It’s absolutely wrong, of course. We’re saved by God’s grace alone. The Protestant slogan sola fide, “faith alone,” refers to how we’re justified, not how we’re saved. We trust Jesus, Ga 2.16 the one whom the Father sent us, Jn 6.29 and it’s through this faith God grants us grace. Ep 2.8 Not through our individual orthodox beliefs; it’s through trusting Jesus.

The reason Christians teach faith righteousness is pretty simple: They don’t understand grace. As we can tell by how utterly graceless they get, and how quick they are to condemn. Much as they correctly point out we’re not saved by works, they somehow wanna slip into the mix, without anyone really noticing, the hard work of sorting out our beliefs and becoming orthodox Christians. And convince us if we don’t do it, we’re not really saved—because they don’t believe, can’t believe, God might extend his grace to heretics. They’re not gracious, so they wanna remake God so he’s ungracious too.

Second, the idea since orthodoxy doesn’t save, it’s not important. Or not that important. Hence many a Christian figures we can believe as we like, since all roads lead to God anyway, and God’ll forgive everything and sort us all out.

Look, the reason God saves us is so we can do good works.
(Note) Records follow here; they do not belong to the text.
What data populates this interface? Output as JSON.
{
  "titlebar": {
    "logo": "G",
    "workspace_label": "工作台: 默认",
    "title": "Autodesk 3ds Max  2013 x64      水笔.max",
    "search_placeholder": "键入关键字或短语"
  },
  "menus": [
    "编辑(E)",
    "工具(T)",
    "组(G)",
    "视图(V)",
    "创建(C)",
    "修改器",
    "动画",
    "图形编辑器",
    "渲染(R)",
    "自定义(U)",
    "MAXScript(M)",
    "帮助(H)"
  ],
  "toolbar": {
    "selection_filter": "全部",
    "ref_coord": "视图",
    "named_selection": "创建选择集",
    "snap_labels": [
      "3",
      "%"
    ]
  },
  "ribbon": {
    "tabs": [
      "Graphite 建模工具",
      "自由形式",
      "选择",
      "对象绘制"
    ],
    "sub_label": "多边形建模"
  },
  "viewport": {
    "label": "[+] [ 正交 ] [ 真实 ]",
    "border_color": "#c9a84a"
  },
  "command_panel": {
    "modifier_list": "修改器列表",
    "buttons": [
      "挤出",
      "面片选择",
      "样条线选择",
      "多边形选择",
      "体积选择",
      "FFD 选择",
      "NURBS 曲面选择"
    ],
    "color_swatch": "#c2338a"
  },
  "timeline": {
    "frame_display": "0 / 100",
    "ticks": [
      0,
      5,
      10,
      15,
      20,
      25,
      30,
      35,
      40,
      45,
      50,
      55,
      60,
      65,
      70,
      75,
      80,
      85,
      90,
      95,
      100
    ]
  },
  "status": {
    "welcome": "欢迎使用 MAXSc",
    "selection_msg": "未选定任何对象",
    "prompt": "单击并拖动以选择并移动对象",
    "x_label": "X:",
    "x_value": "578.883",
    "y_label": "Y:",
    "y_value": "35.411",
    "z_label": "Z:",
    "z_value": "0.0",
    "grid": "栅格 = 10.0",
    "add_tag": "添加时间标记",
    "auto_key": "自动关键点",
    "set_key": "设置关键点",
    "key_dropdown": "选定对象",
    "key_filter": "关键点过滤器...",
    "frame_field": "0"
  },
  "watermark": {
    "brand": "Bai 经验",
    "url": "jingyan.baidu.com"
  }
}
Ep 2.10 Not so we can sit on our growing behinds and bask in his salvation. Now that we’re saved, we got work to do! And just so we get cracking on the stuff God actually wants us to do, instead of the busywork our Christianist culture does instead, it just makes sense to get to know the actual God, instead of the Christianist interpretations which con us into doing anything and everything else—preferably things which get their candidates elected. Stand back and look at what they expect us to do. Now, if Jesus is just gonna overthrow all these works once he returns, stands to reason it’s a colossal waste of our time, effort, money, and passion.

If we want a growing relationship with God—heck, if we want a relationship with him period, instead of just taking him for granted—it only makes sense we’ll try to get to know him as he really is, and not just embrace whichever interpretation of him is most convenient. We’ll trust him enough to actually tackle the things he tells us to do, instead of preemptively assuming they’re impossible, unfathomable, too righteous for unrighteous humans to approach (sola fide notwithstanding), too perfect for imperfect humans to do without ruining everything. We’ll embrace God instead of embracing cop-outs.

After all, Jesus came to earth to reveal God to us. Jn 1.18 Dismissing Jesus’s mission as irrelevant doesn’t strike you as the most Christian of behaviors, does it?